Records for this exercise
============================================================

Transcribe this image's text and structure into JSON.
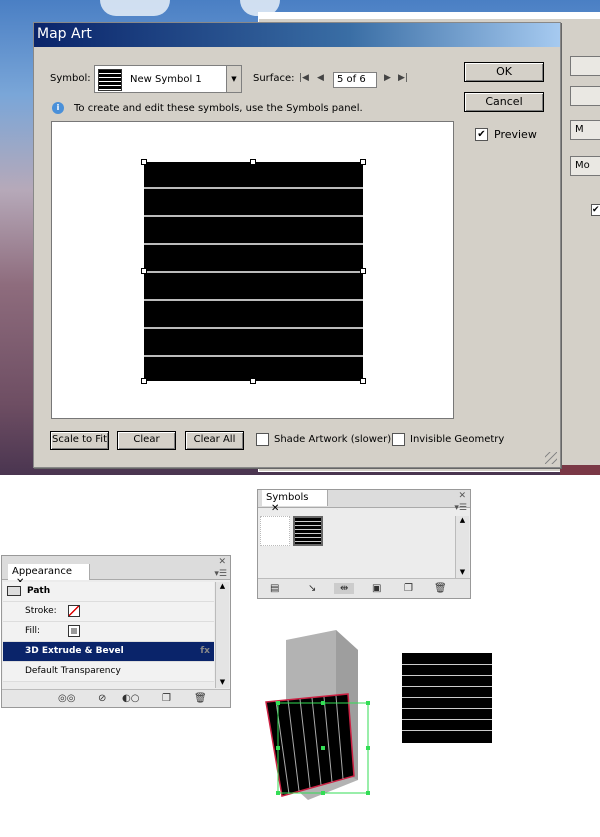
{
  "dialog": {
    "title": "Map Art",
    "symbol_label": "Symbol:",
    "symbol_value": "New Symbol 1",
    "surface_label": "Surface:",
    "surface_value": "5 of 6",
    "info_text": "To create and edit these symbols, use the Symbols panel.",
    "ok_label": "OK",
    "cancel_label": "Cancel",
    "preview_label": "Preview",
    "preview_checked": true,
    "scale_to_fit_label": "Scale to Fit",
    "clear_label": "Clear",
    "clear_all_label": "Clear All",
    "shade_artwork_label": "Shade Artwork (slower)",
    "invisible_geometry_label": "Invisible Geometry"
  },
  "background_window": {
    "buttons": [
      "",
      "",
      "M",
      "Mo"
    ]
  },
  "symbols_panel": {
    "tab": "Symbols"
  },
  "appearance_panel": {
    "tab": "Appearance",
    "rows": {
      "path": "Path",
      "stroke": "Stroke:",
      "fill": "Fill:",
      "effect": "3D Extrude & Bevel",
      "transparency": "Default Transparency"
    }
  },
  "colors": {
    "title_start": "#0a246a",
    "selection": "#0a246a",
    "selection_bbox": "#33dd55",
    "path_outline": "#cc2244"
  }
}
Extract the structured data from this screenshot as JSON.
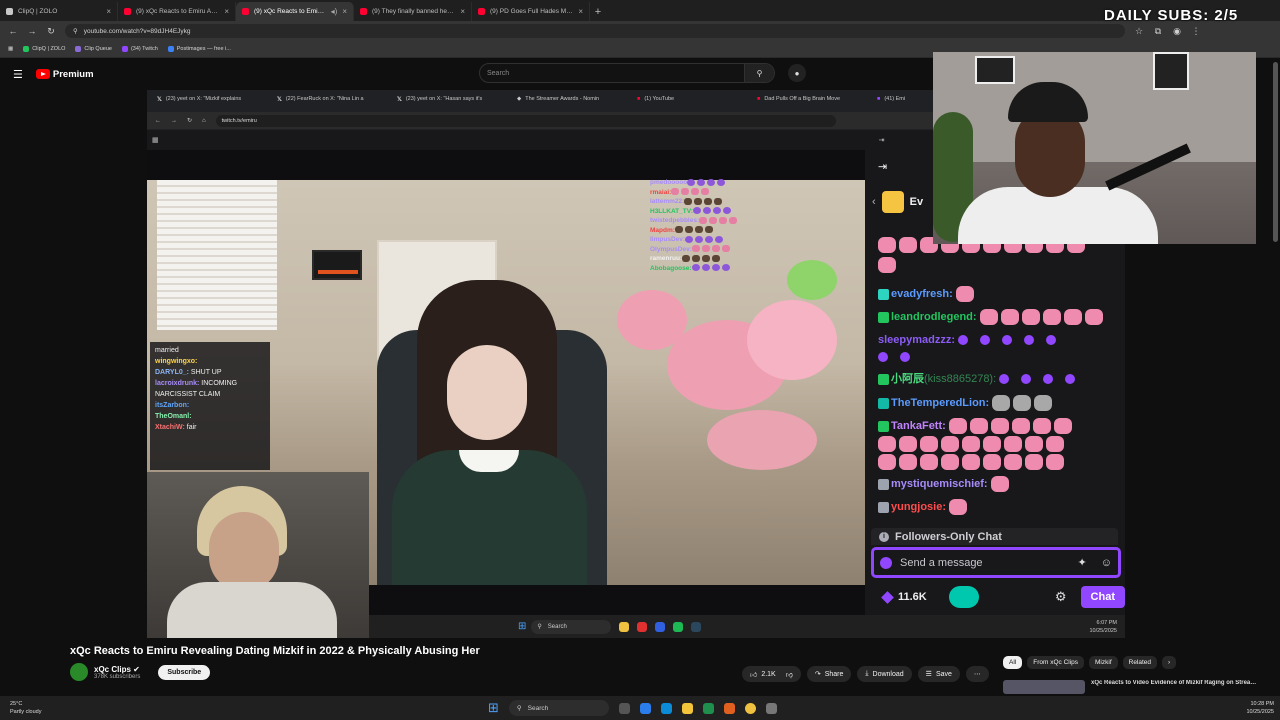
{
  "browser": {
    "tabs": [
      {
        "title": "ClipQ | ZOLO",
        "yt": false
      },
      {
        "title": "(9) xQc Reacts to Emiru Accusing",
        "yt": true
      },
      {
        "title": "(9) xQc Reacts to Emiru Re",
        "yt": true,
        "active": true
      },
      {
        "title": "(9) They finally banned her. - Yo",
        "yt": true
      },
      {
        "title": "(9) PD Goes Full Hades Mode V",
        "yt": true
      }
    ],
    "url": "youtube.com/watch?v=89dJH4EJykg",
    "bookmarks": [
      "ClipQ | ZOLO",
      "Clip Queue",
      "(34) Twitch",
      "Postimages — free i..."
    ]
  },
  "youtube": {
    "brand": "Premium",
    "search_placeholder": "Search"
  },
  "inner_browser": {
    "tabs": [
      "(23) yeet on X: \"Mizkif explains",
      "(22) FearRuck on X: \"Nina Lin a",
      "(23) yeet on X: \"Hasan says it's",
      "The Streamer Awards - Nomin",
      "(1) YouTube",
      "Dad Pulls Off a Big Brain Move",
      "(41) Emi"
    ],
    "url": "twitch.tv/emiru"
  },
  "stream_overlay_chat": [
    {
      "name": "",
      "text": "married",
      "color": "#efeff1"
    },
    {
      "name": "wingwingxo:",
      "text": "",
      "color": "#ffd54a"
    },
    {
      "name": "DARYL0_:",
      "text": "SHUT UP",
      "color": "#8ab4f8"
    },
    {
      "name": "lacroixdrunk:",
      "text": "INCOMING NARCISSIST CLAIM",
      "color": "#a78bfa"
    },
    {
      "name": "itsZarbon:",
      "text": "",
      "color": "#60a5fa"
    },
    {
      "name": "TheOmanl:",
      "text": "",
      "color": "#86efac"
    },
    {
      "name": "XtachiW:",
      "text": "fair",
      "color": "#f87171"
    }
  ],
  "on_screen_chat": [
    {
      "name": "pmedooooo",
      "color": "#a78bfa"
    },
    {
      "name": "rmaiai:",
      "color": "#ef4444"
    },
    {
      "name": "lattemm22:",
      "color": "#a78bfa"
    },
    {
      "name": "H3LLKAT_TV:",
      "color": "#22c55e"
    },
    {
      "name": "twistedpebbles:",
      "color": "#a78bfa"
    },
    {
      "name": "Mapdm:",
      "color": "#ef4444"
    },
    {
      "name": "limpusDev:",
      "color": "#a78bfa"
    },
    {
      "name": "OlympusDev:",
      "color": "#a78bfa"
    },
    {
      "name": "ramenruu:",
      "color": "#f1f1f1"
    },
    {
      "name": "Abobagoose:",
      "color": "#22c55e"
    }
  ],
  "twitch_chat": {
    "header": "Ev",
    "messages": [
      {
        "name": "evadyfresh:",
        "text": "",
        "color": "#5b9bff",
        "emotes": 1
      },
      {
        "name": "leandrodlegend:",
        "text": "",
        "color": "#22c55e",
        "emotes": 6
      },
      {
        "name": "sleepymadzzz:",
        "text": "",
        "color": "#8b5cf6",
        "emotes": 5
      },
      {
        "name": "小阿辰",
        "sub": "(kiss8865278):",
        "text": "",
        "color": "#4ade80",
        "emotes": 4
      },
      {
        "name": "TheTemperedLion:",
        "text": "",
        "color": "#5b9bff",
        "emotes": 3
      },
      {
        "name": "TankaFett:",
        "text": "",
        "color": "#c084fc",
        "emotes": 6
      },
      {
        "name": "mystiquemischief:",
        "text": "",
        "color": "#a78bfa",
        "emotes": 1
      },
      {
        "name": "yungjosie:",
        "text": "",
        "color": "#ff4d4d",
        "emotes": 1
      }
    ],
    "followers_only": "Followers-Only Chat",
    "send_placeholder": "Send a message",
    "points": "11.6K",
    "chat_button": "Chat"
  },
  "inner_taskbar": {
    "search": "Search",
    "time": "6:07 PM",
    "date": "10/25/2025"
  },
  "overlay": {
    "daily_subs": "DAILY SUBS: 2/5"
  },
  "video": {
    "title": "xQc Reacts to Emiru Revealing Dating Mizkif in 2022 & Physically Abusing Her",
    "channel": "xQc Clips",
    "subscribers": "378K subscribers",
    "subscribe": "Subscribe",
    "likes": "2.1K",
    "share": "Share",
    "download": "Download",
    "save": "Save"
  },
  "chips": [
    "All",
    "From xQc Clips",
    "Mizkif",
    "Related"
  ],
  "related_title": "xQc Reacts to Video Evidence of Mizkif Raging on Stream Spoiling",
  "taskbar": {
    "temp": "25°C",
    "weather": "Partly cloudy",
    "search": "Search",
    "time": "10:28 PM",
    "date": "10/25/2025"
  }
}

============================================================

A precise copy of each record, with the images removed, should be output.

Transcribe this image's text and structure into JSON.
{
  "dialog": {
    "title": "Map Art",
    "symbol_label": "Symbol:",
    "symbol_value": "New Symbol 1",
    "surface_label": "Surface:",
    "surface_value": "5 of 6",
    "info_text": "To create and edit these symbols, use the Symbols panel.",
    "ok_label": "OK",
    "cancel_label": "Cancel",
    "preview_label": "Preview",
    "preview_checked": true,
    "scale_to_fit_label": "Scale to Fit",
    "clear_label": "Clear",
    "clear_all_label": "Clear All",
    "shade_artwork_label": "Shade Artwork (slower)",
    "invisible_geometry_label": "Invisible Geometry"
  },
  "background_window": {
    "buttons": [
      "",
      "",
      "M",
      "Mo"
    ]
  },
  "symbols_panel": {
    "tab": "Symbols"
  },
  "appearance_panel": {
    "tab": "Appearance",
    "rows": {
      "path": "Path",
      "stroke": "Stroke:",
      "fill": "Fill:",
      "effect": "3D Extrude & Bevel",
      "transparency": "Default Transparency"
    }
  },
  "colors": {
    "title_start": "#0a246a",
    "selection": "#0a246a",
    "selection_bbox": "#33dd55",
    "path_outline": "#cc2244"
  }
}
Extract the structured data from this screenshot as JSON.
{
  "browser": {
    "tabs": [
      {
        "title": "ClipQ | ZOLO",
        "yt": false
      },
      {
        "title": "(9) xQc Reacts to Emiru Accusing",
        "yt": true
      },
      {
        "title": "(9) xQc Reacts to Emiru Re",
        "yt": true,
        "active": true
      },
      {
        "title": "(9) They finally banned her. - Yo",
        "yt": true
      },
      {
        "title": "(9) PD Goes Full Hades Mode V",
        "yt": true
      }
    ],
    "url": "youtube.com/watch?v=89dJH4EJykg",
    "bookmarks": [
      "ClipQ | ZOLO",
      "Clip Queue",
      "(34) Twitch",
      "Postimages — free i..."
    ]
  },
  "youtube": {
    "brand": "Premium",
    "search_placeholder": "Search"
  },
  "inner_browser": {
    "tabs": [
      "(23) yeet on X: \"Mizkif explains",
      "(22) FearRuck on X: \"Nina Lin a",
      "(23) yeet on X: \"Hasan says it's",
      "The Streamer Awards - Nomin",
      "(1) YouTube",
      "Dad Pulls Off a Big Brain Move",
      "(41) Emi"
    ],
    "url": "twitch.tv/emiru"
  },
  "stream_overlay_chat": [
    {
      "name": "",
      "text": "married",
      "color": "#efeff1"
    },
    {
      "name": "wingwingxo:",
      "text": "",
      "color": "#ffd54a"
    },
    {
      "name": "DARYL0_:",
      "text": "SHUT UP",
      "color": "#8ab4f8"
    },
    {
      "name": "lacroixdrunk:",
      "text": "INCOMING NARCISSIST CLAIM",
      "color": "#a78bfa"
    },
    {
      "name": "itsZarbon:",
      "text": "",
      "color": "#60a5fa"
    },
    {
      "name": "TheOmanl:",
      "text": "",
      "color": "#86efac"
    },
    {
      "name": "XtachiW:",
      "text": "fair",
      "color": "#f87171"
    }
  ],
  "on_screen_chat": [
    {
      "name": "pmedooooo",
      "color": "#a78bfa"
    },
    {
      "name": "rmaiai:",
      "color": "#ef4444"
    },
    {
      "name": "lattemm22:",
      "color": "#a78bfa"
    },
    {
      "name": "H3LLKAT_TV:",
      "color": "#22c55e"
    },
    {
      "name": "twistedpebbles:",
      "color": "#a78bfa"
    },
    {
      "name": "Mapdm:",
      "color": "#ef4444"
    },
    {
      "name": "limpusDev:",
      "color": "#a78bfa"
    },
    {
      "name": "OlympusDev:",
      "color": "#a78bfa"
    },
    {
      "name": "ramenruu:",
      "color": "#f1f1f1"
    },
    {
      "name": "Abobagoose:",
      "color": "#22c55e"
    }
  ],
  "twitch_chat": {
    "header": "Ev",
    "messages": [
      {
        "name": "evadyfresh:",
        "text": "",
        "color": "#5b9bff",
        "emotes": 1
      },
      {
        "name": "leandrodlegend:",
        "text": "",
        "color": "#22c55e",
        "emotes": 6
      },
      {
        "name": "sleepymadzzz:",
        "text": "",
        "color": "#8b5cf6",
        "emotes": 5
      },
      {
        "name": "小阿辰",
        "sub": "(kiss8865278):",
        "text": "",
        "color": "#4ade80",
        "emotes": 4
      },
      {
        "name": "TheTemperedLion:",
        "text": "",
        "color": "#5b9bff",
        "emotes": 3
      },
      {
        "name": "TankaFett:",
        "text": "",
        "color": "#c084fc",
        "emotes": 6
      },
      {
        "name": "mystiquemischief:",
        "text": "",
        "color": "#a78bfa",
        "emotes": 1
      },
      {
        "name": "yungjosie:",
        "text": "",
        "color": "#ff4d4d",
        "emotes": 1
      }
    ],
    "followers_only": "Followers-Only Chat",
    "send_placeholder": "Send a message",
    "points": "11.6K",
    "chat_button": "Chat"
  },
  "inner_taskbar": {
    "search": "Search",
    "time": "6:07 PM",
    "date": "10/25/2025"
  },
  "overlay": {
    "daily_subs": "DAILY SUBS: 2/5"
  },
  "video": {
    "title": "xQc Reacts to Emiru Revealing Dating Mizkif in 2022 & Physically Abusing Her",
    "channel": "xQc Clips",
    "subscribers": "378K subscribers",
    "subscribe": "Subscribe",
    "likes": "2.1K",
    "share": "Share",
    "download": "Download",
    "save": "Save"
  },
  "chips": [
    "All",
    "From xQc Clips",
    "Mizkif",
    "Related"
  ],
  "related_title": "xQc Reacts to Video Evidence of Mizkif Raging on Stream Spoiling",
  "taskbar": {
    "temp": "25°C",
    "weather": "Partly cloudy",
    "search": "Search",
    "time": "10:28 PM",
    "date": "10/25/2025"
  }
}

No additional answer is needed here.